WHAT YOU WILL DO:
Out of the data below, copy every line with the string "Steps".

---

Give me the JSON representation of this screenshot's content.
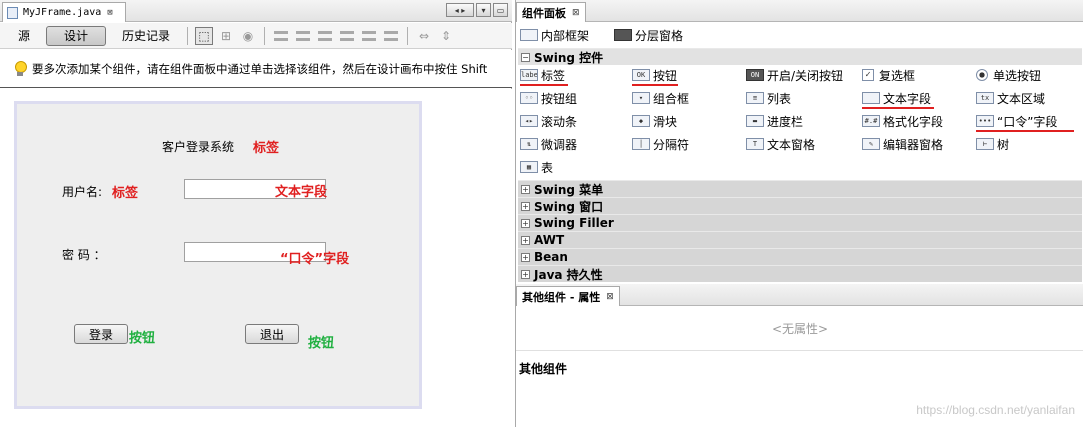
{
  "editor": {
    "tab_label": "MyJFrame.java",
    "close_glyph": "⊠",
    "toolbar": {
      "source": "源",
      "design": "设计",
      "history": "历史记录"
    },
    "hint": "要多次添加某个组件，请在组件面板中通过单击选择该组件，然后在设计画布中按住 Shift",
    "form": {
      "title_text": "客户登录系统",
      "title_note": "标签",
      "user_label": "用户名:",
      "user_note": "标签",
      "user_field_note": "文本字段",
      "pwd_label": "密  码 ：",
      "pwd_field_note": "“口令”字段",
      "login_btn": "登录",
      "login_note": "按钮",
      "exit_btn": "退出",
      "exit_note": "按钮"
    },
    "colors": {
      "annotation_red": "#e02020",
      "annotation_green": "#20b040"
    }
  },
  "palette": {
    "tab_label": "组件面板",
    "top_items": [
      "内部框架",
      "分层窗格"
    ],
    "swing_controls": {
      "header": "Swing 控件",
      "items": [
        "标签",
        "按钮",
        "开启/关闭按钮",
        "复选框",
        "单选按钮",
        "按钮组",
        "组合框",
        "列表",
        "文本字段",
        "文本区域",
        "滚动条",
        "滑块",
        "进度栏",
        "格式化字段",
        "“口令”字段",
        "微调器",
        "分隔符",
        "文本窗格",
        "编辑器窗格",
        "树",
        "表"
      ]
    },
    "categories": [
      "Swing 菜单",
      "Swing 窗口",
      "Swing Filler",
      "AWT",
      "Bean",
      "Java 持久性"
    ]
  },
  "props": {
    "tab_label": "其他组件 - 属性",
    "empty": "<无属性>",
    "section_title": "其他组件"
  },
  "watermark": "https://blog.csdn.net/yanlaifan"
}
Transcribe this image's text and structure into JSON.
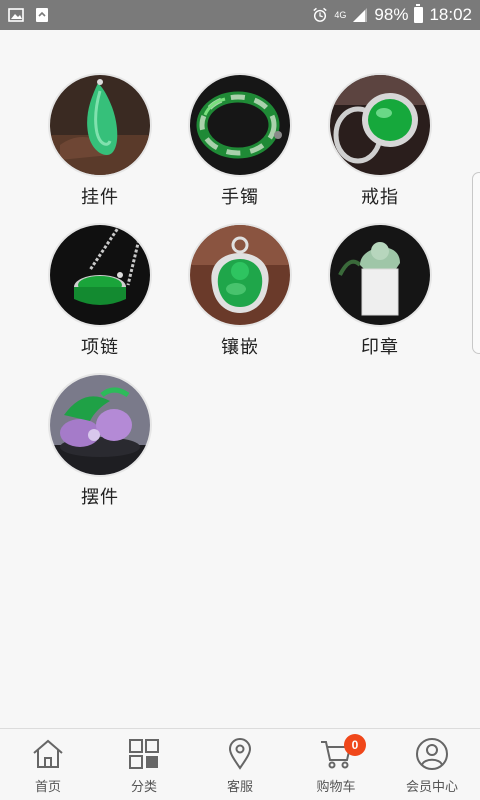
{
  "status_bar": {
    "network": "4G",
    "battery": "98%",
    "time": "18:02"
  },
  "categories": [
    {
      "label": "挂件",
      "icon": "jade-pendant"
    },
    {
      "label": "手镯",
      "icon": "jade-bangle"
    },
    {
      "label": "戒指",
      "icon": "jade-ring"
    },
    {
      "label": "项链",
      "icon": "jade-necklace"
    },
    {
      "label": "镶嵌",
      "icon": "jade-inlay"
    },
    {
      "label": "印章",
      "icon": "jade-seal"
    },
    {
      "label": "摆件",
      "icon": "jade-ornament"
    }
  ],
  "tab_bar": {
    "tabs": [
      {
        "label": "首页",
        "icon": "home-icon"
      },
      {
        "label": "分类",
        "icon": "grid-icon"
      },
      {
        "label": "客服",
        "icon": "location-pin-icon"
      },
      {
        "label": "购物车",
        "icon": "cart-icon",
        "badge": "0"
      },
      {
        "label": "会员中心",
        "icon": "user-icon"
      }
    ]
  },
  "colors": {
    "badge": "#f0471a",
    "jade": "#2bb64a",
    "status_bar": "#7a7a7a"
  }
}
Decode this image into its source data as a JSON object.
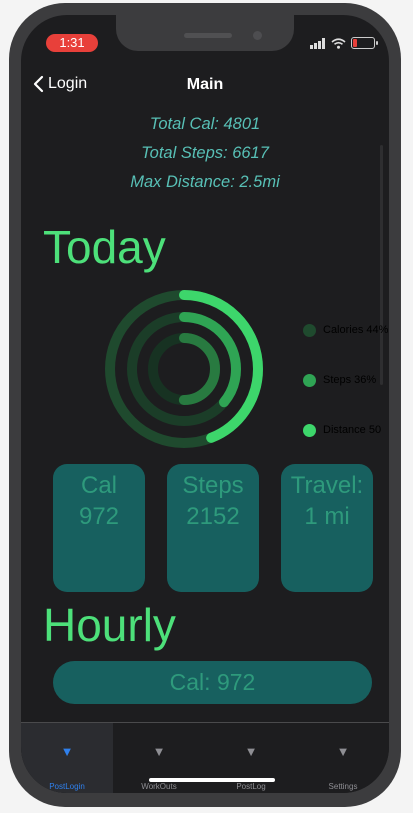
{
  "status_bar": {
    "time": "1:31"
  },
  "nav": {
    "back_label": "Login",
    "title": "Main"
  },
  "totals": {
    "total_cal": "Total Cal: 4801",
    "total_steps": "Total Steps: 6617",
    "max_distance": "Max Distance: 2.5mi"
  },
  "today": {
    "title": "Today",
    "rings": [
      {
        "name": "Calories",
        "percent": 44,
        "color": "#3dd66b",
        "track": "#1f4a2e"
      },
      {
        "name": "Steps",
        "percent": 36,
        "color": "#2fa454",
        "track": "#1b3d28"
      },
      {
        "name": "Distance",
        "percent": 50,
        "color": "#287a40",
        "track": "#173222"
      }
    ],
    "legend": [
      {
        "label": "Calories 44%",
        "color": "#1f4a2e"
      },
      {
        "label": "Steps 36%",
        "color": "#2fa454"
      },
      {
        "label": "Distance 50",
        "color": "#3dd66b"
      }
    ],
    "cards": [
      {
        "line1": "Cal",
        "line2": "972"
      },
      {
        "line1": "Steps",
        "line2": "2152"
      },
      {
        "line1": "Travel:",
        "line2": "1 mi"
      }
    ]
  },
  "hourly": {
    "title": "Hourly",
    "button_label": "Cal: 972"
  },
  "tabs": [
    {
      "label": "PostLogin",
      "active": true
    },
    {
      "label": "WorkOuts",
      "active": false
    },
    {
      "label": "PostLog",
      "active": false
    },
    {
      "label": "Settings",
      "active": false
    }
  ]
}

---

ANSWER FOR THIS EXERCISE:
    "total_steps": "Total Steps: 6617",
        "name": "Steps",
        "label": "Steps 36%",
        "line1": "Steps",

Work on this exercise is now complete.